Poor sleep and depression are independently associated with a reduced pain threshold. Results of a population based study.
Chiu YH., Silman AJ., Macfarlane GJ., Ray D., Gupta A., Dickens C., Morriss R., McBeth J.
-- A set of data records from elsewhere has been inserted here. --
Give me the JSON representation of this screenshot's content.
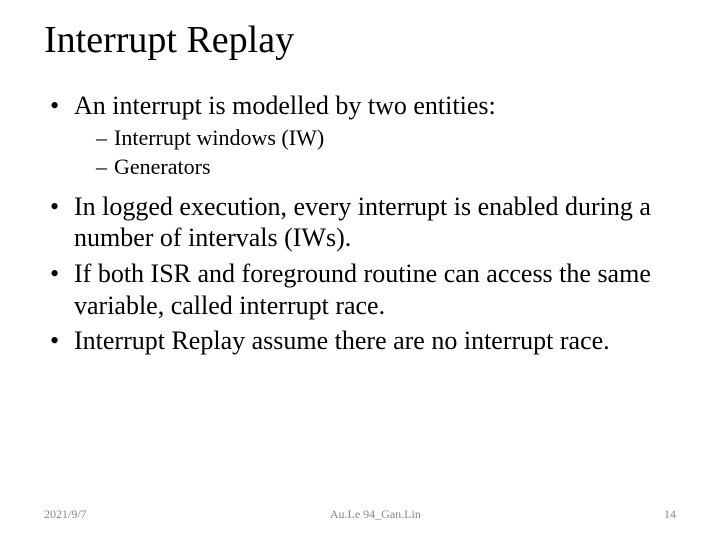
{
  "title": "Interrupt Replay",
  "bullets": {
    "b1": "An interrupt is modelled by two entities:",
    "b1_sub": {
      "s1": "Interrupt windows (IW)",
      "s2": "Generators"
    },
    "b2": "In logged execution, every interrupt is enabled during a number of intervals (IWs).",
    "b3": "If both ISR and foreground routine can access the same variable, called interrupt race.",
    "b4": "Interrupt Replay assume there are no interrupt race."
  },
  "footer": {
    "date": "2021/9/7",
    "center": "Au.Le 94_Gan.Lin",
    "page": "14"
  }
}
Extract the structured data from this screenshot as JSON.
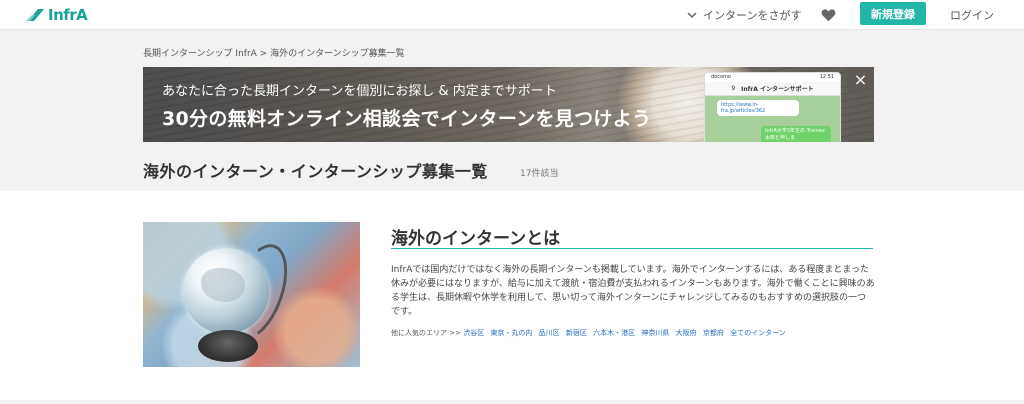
{
  "header": {
    "logo_text": "InfrA",
    "nav_search_label": "インターンをさがす",
    "signup_label": "新規登録",
    "login_label": "ログイン",
    "accent_color": "#21b6a8"
  },
  "breadcrumb": {
    "items": [
      "長期インターンシップ InfrA",
      "海外のインターンシップ募集一覧"
    ],
    "separator": ">"
  },
  "banner": {
    "subtitle": "あなたに合った長期インターンを個別にお探し & 内定までサポート",
    "headline": "30分の無料オンライン相談会でインターンを見つけよう",
    "close_icon": "×",
    "phone": {
      "carrier": "docomo",
      "time": "12:51",
      "chat_title": "InfrA インターンサポート",
      "back_count": "9",
      "link_text": "https://www.in-fra.jp/articles/362",
      "reply_text": "InfrA大学3年生の Trainee太郎と申しま"
    }
  },
  "page": {
    "title": "海外のインターン・インターンシップ募集一覧",
    "count": "17件該当"
  },
  "section": {
    "title": "海外のインターンとは",
    "description": "InfrAでは国内だけではなく海外の長期インターンも掲載しています。海外でインターンするには、ある程度まとまった休みが必要にはなりますが、給与に加えて渡航・宿泊費が支払われるインターンもあります。海外で働くことに興味のある学生は、長期休暇や休学を利用して、思い切って海外インターンにチャレンジしてみるのもおすすめの選択肢の一つです。",
    "areas_label": "他に人気のエリア >>",
    "areas": [
      "渋谷区",
      "東京・丸の内",
      "品川区",
      "新宿区",
      "六本木・港区",
      "神奈川県",
      "大阪府",
      "京都府",
      "全てのインターン"
    ]
  }
}
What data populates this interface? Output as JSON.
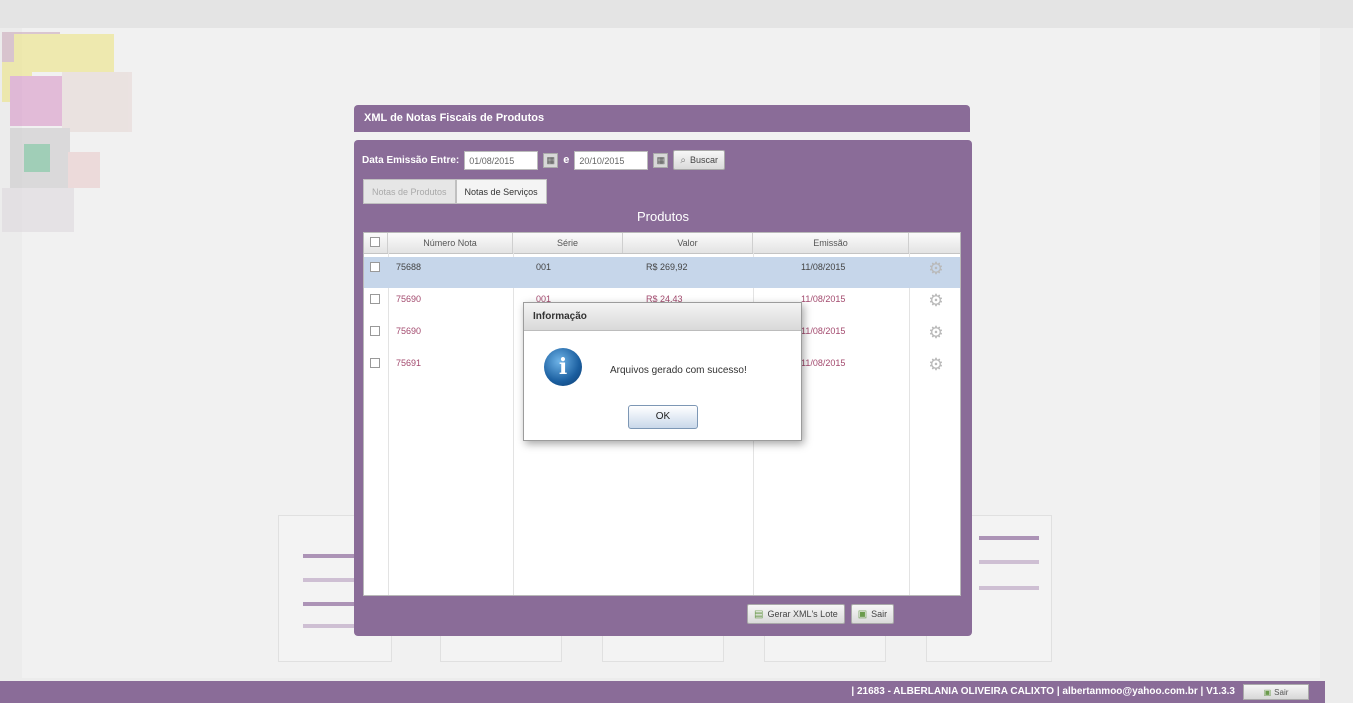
{
  "window": {
    "title": "XML de Notas Fiscais de Produtos"
  },
  "filter": {
    "label": "Data Emissão Entre:",
    "date_from": "01/08/2015",
    "separator": "e",
    "date_to": "20/10/2015",
    "search_label": "Buscar"
  },
  "tabs": [
    {
      "label": "Notas de Produtos",
      "active": false
    },
    {
      "label": "Notas de Serviços",
      "active": true
    }
  ],
  "section_title": "Produtos",
  "table": {
    "columns": [
      "Número Nota",
      "Série",
      "Valor",
      "Emissão"
    ],
    "rows": [
      {
        "numero": "75688",
        "serie": "001",
        "valor": "R$ 269,92",
        "emissao": "11/08/2015",
        "selected": true
      },
      {
        "numero": "75690",
        "serie": "001",
        "valor": "R$ 24,43",
        "emissao": "11/08/2015",
        "selected": false
      },
      {
        "numero": "75690",
        "serie": "",
        "valor": "",
        "emissao": "11/08/2015",
        "selected": false
      },
      {
        "numero": "75691",
        "serie": "",
        "valor": "",
        "emissao": "11/08/2015",
        "selected": false
      }
    ]
  },
  "actions": {
    "generate_label": "Gerar XML's Lote",
    "exit_label": "Sair"
  },
  "dialog": {
    "title": "Informação",
    "message": "Arquivos gerado com sucesso!",
    "ok_label": "OK"
  },
  "footer": {
    "text": "| 21683 - ALBERLANIA OLIVEIRA CALIXTO | albertanmoo@yahoo.com.br | V1.3.3",
    "button_label": "Sair"
  },
  "colors": {
    "accent": "#8a6c98",
    "selected_row": "#c6d6ea",
    "row_text": "#a34a6e"
  }
}
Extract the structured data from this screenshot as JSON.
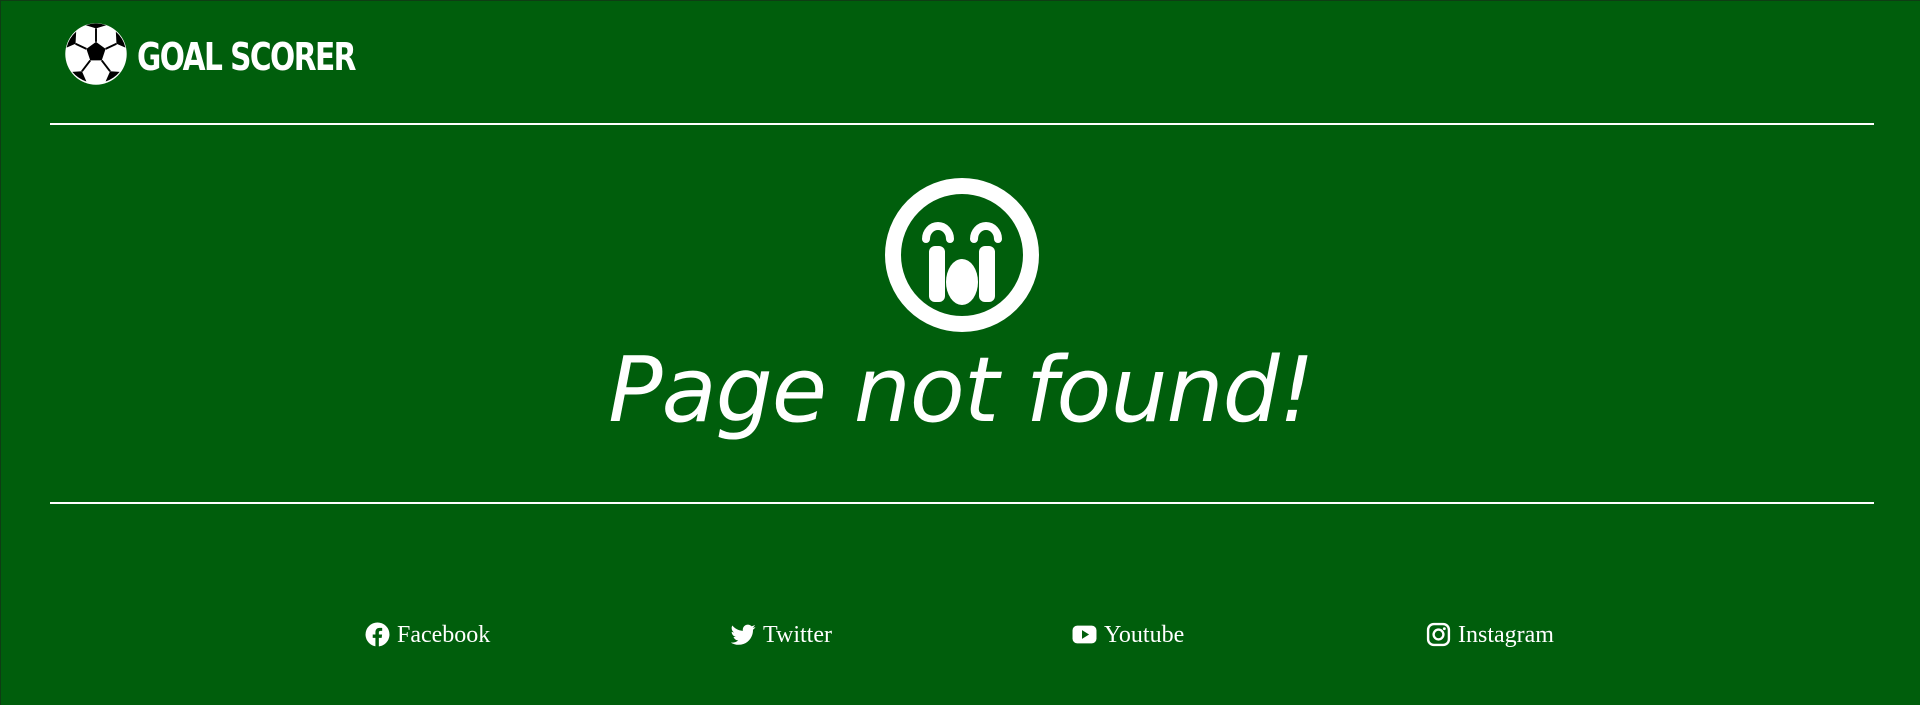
{
  "header": {
    "brand_name": "GOAL SCORER",
    "logo_icon": "soccer-ball-icon"
  },
  "main": {
    "status_icon": "crying-face-icon",
    "message": "Page not found!"
  },
  "footer": {
    "social_links": [
      {
        "label": "Facebook",
        "icon": "facebook-icon"
      },
      {
        "label": "Twitter",
        "icon": "twitter-icon"
      },
      {
        "label": "Youtube",
        "icon": "youtube-icon"
      },
      {
        "label": "Instagram",
        "icon": "instagram-icon"
      }
    ]
  },
  "colors": {
    "background": "#005e0c",
    "foreground": "#ffffff",
    "logo_dark": "#000000"
  }
}
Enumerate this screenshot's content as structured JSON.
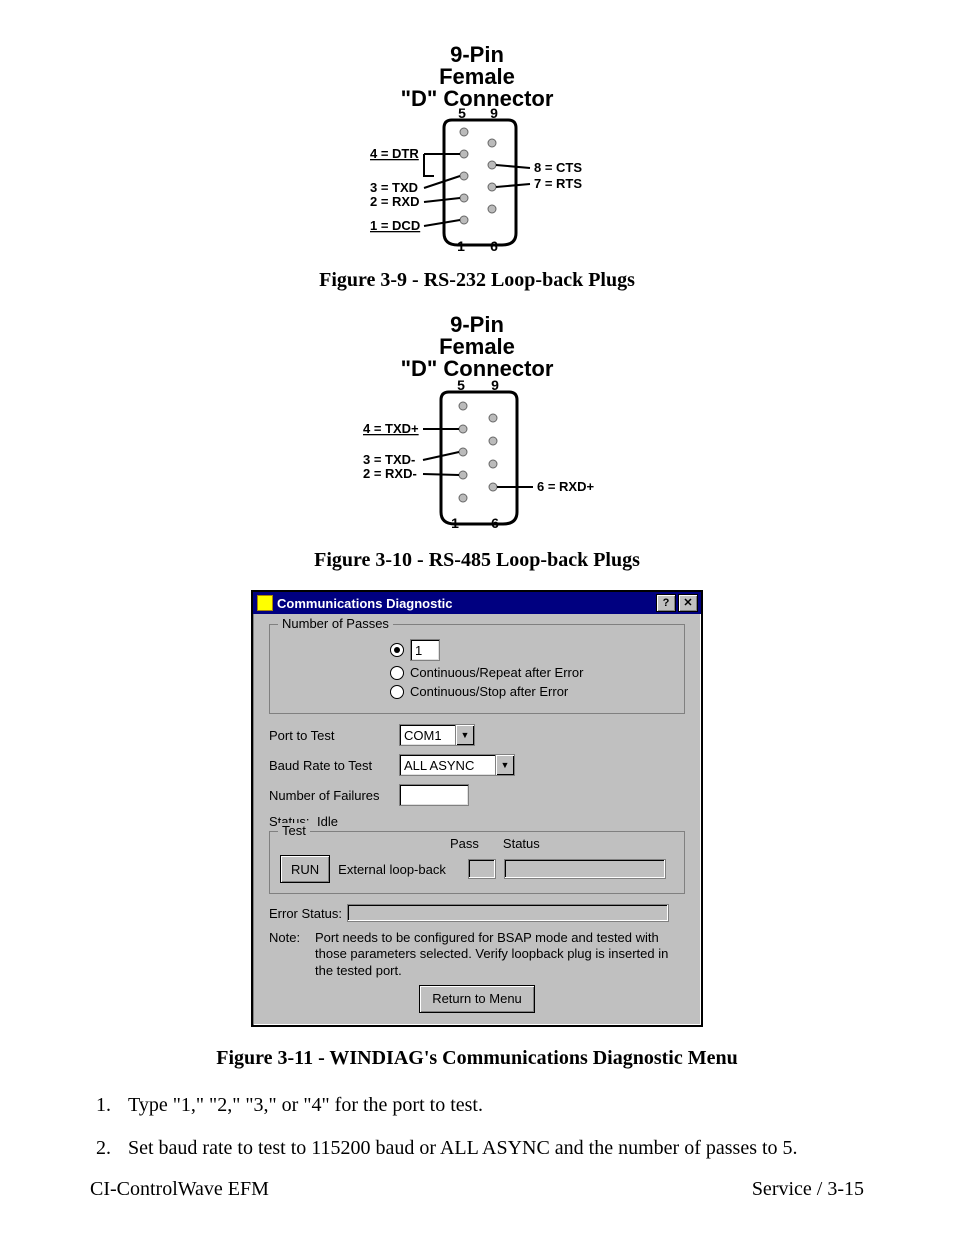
{
  "conn1": {
    "title_line1": "9-Pin",
    "title_line2": "Female",
    "title_line3": "\"D\" Connector",
    "pin_top_left": "5",
    "pin_top_right": "9",
    "pin_bot_left": "1",
    "pin_bot_right": "6",
    "left_labels": [
      "4 = DTR",
      "3 = TXD",
      "2 = RXD",
      "1 = DCD"
    ],
    "right_labels": [
      "8 = CTS",
      "7 = RTS"
    ]
  },
  "figcap1": "Figure 3-9 - RS-232 Loop-back Plugs",
  "conn2": {
    "title_line1": "9-Pin",
    "title_line2": "Female",
    "title_line3": "\"D\" Connector",
    "pin_top_left": "5",
    "pin_top_right": "9",
    "pin_bot_left": "1",
    "pin_bot_right": "6",
    "left_labels": [
      "4 = TXD+",
      "3 = TXD-",
      "2 = RXD-"
    ],
    "right_labels": [
      "6 = RXD+"
    ]
  },
  "figcap2": "Figure 3-10 - RS-485 Loop-back Plugs",
  "dialog": {
    "title": "Communications Diagnostic",
    "help_btn": "?",
    "close_btn": "✕",
    "group_passes_legend": "Number of Passes",
    "passes_value": "1",
    "radio_continuous_repeat": "Continuous/Repeat after Error",
    "radio_continuous_stop": "Continuous/Stop after  Error",
    "port_label": "Port to Test",
    "port_value": "COM1",
    "baud_label": "Baud Rate to Test",
    "baud_value": "ALL ASYNC",
    "failures_label": "Number of Failures",
    "status_label": "Status:",
    "status_value": "Idle",
    "group_test_legend": "Test",
    "col_pass": "Pass",
    "col_status": "Status",
    "run_btn": "RUN",
    "run_label": "External loop-back",
    "error_status_label": "Error Status:",
    "note_label": "Note:",
    "note_text": "Port needs to be configured for BSAP mode and tested with those parameters selected. Verify loopback plug is inserted in the tested port.",
    "return_btn": "Return to Menu"
  },
  "figcap3": "Figure 3-11 - WINDIAG's Communications Diagnostic Menu",
  "steps": [
    "Type \"1,\" \"2,\" \"3,\" or \"4\" for the port to test.",
    "Set baud rate to test to 115200 baud or ALL ASYNC and the number of passes to 5."
  ],
  "footer_left": "CI-ControlWave EFM",
  "footer_right": "Service / 3-15"
}
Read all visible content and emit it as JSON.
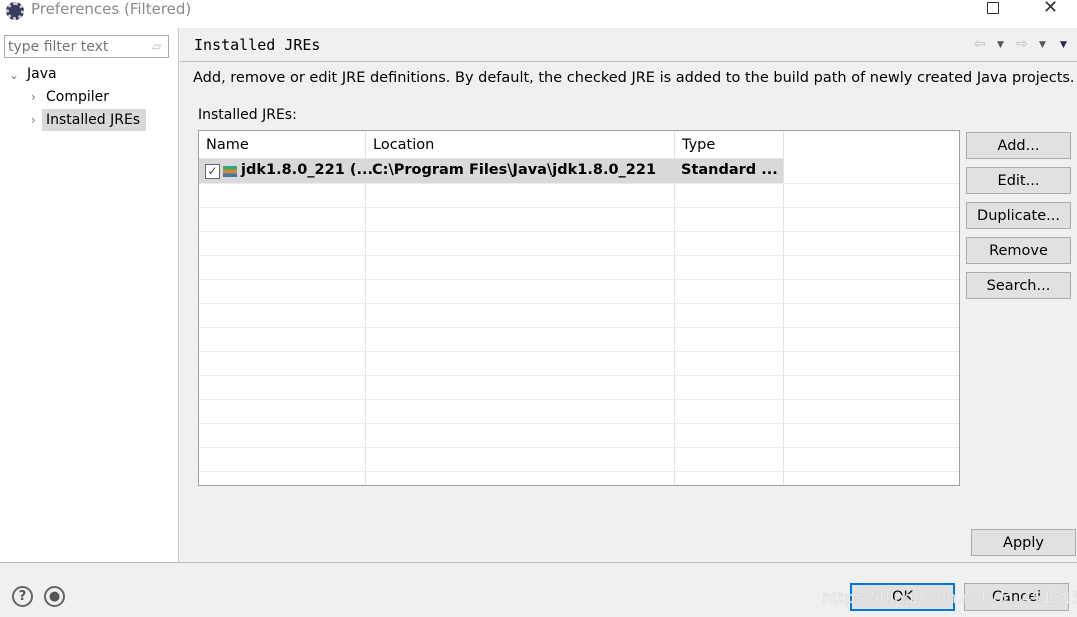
{
  "window": {
    "title": "Preferences (Filtered)"
  },
  "sidebar": {
    "filter_placeholder": "type filter text",
    "tree": [
      {
        "label": "Java",
        "expanded": true
      },
      {
        "label": "Compiler"
      },
      {
        "label": "Installed JREs",
        "selected": true
      }
    ]
  },
  "page": {
    "title": "Installed JREs",
    "description": "Add, remove or edit JRE definitions. By default, the checked JRE is added to the build path of newly created Java projects.",
    "table_label": "Installed JREs:",
    "columns": [
      "Name",
      "Location",
      "Type"
    ],
    "rows": [
      {
        "checked": true,
        "name": "jdk1.8.0_221 (...",
        "location": "C:\\Program Files\\Java\\jdk1.8.0_221",
        "type": "Standard ..."
      }
    ]
  },
  "buttons": {
    "add": "Add...",
    "edit": "Edit...",
    "duplicate": "Duplicate...",
    "remove": "Remove",
    "search": "Search...",
    "apply": "Apply",
    "ok": "OK",
    "cancel": "Cancel"
  },
  "footer": {
    "help_icon": "?"
  },
  "watermark": "https://blog.csdn.net/qq_45131584",
  "colors": {
    "ok_border": "#0078d7",
    "selection": "#d9d9d9"
  }
}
To determine the relative contributions of psychological factors and sleep disturbance to reduced pain threshold we conducted a cross-sectional two-phase population-based study. A total of 424 subjects were recruited, stratified by pain and distress status. Subjects completed a postal questionnaire that asked about current pain and covered aspects of psychological status and sleep disturbance. Samples of subjects stratified by the extent of bodily pain they reported and psychological status were invited to participate in an examination of pain threshold. The association between psychological status, sleep disturbance and a low pain threshold was examined using ordinal regression. High levels of psychological distress (OR=1.6, 95% CI (1.02, 2.5)), disturbed sleep (OR=2.2, 95% CI (1.4, 3.5)) and high scores on the HAD depression scale (OR=2.1, 95% CI (1.3, 3.2)) were all associated with having a low pain threshold. In multivariate analysis disturbed sleep and depression remained independently associated with a low pain threshold. These relationships persisted after adjustment for pain status. This study had demonstrated that depression and poor sleep are associated with a reduced pain threshold.